verb (used without object)
1. Computers. (of a single CPU) to execute two or more jobs concurrently.
2. (of one person) to perform two or more tasks simultaneously.
Do we really multitask?
This answer from About.com on the article Can People Really Multitask? sums it up well:
The short answer to whether people can really multitask is no. Multitasking is a myth. The human brain can not perform two tasks that require high level brain function at once. Low level functions like breathing and pumping blood aren't considered in multitasking, only tasks you have to "think" about. What actually happens when you think you are multitasking is that you are rapidly switching between tasks.
The cerebral cortex handles the brain's "executive controls". Those are the controls the that organize the brains tasks processing. The controls are divided into two stages.
The first is goal shifting. Goal shifting happens when you switch your focus from one task to another.
The second stage is rule activation. Rule activation turns off the rules (how the brain completes a given task) for the previous task and turns on the rules for the new task.
So when you think you are multitasking you are actually switching your goals and turning the respective rules on and off in rapid succession. The switches are fast (tenths of a second) so you may not notice them, but those delays and the loss of focus can add up.
According to this article on NPR - with Clifford Nass, The Myth of Multitasking:
NASS: The research is almost unanimous, which is very rare in social science, and it says that people who chronically multitask show an enormous range of deficits. They're basically terrible at all sorts of cognitive tasks, including multitasking. So...Another article, The Myth of Multitasking by Christine Rosen:
In one of the many letters he wrote to his son in the 1740s, Lord Chesterfield offered the following advice: “There is time enough for everything in the course of the day, if you do but one thing at once, but there is not time enough in the year, if you will do two things at a time.” To Chesterfield, singular focus was not merely a practical way to structure one’s time; it was a mark of intelligence. “This steady and undissipated attention to one object, is a sure mark of a superior genius; as hurry, bustle, and agitation, are the never-failing symptoms of a weak and frivolous mind.”Even Forbes weighed in on the topic, as well as this article: Think you can multitask? Congratulations, you're probably living a lie.

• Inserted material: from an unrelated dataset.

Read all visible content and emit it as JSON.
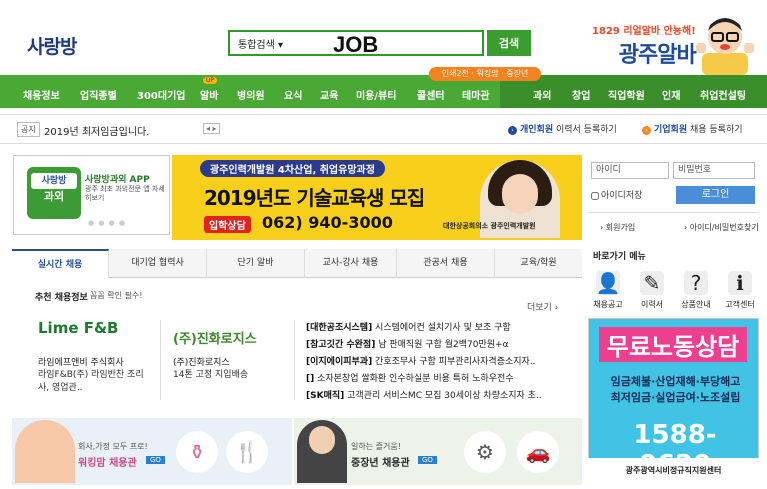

I particularly liked this article, Don’t Multitask: Your Brain Will Thank You - which quotes Clifford Nass.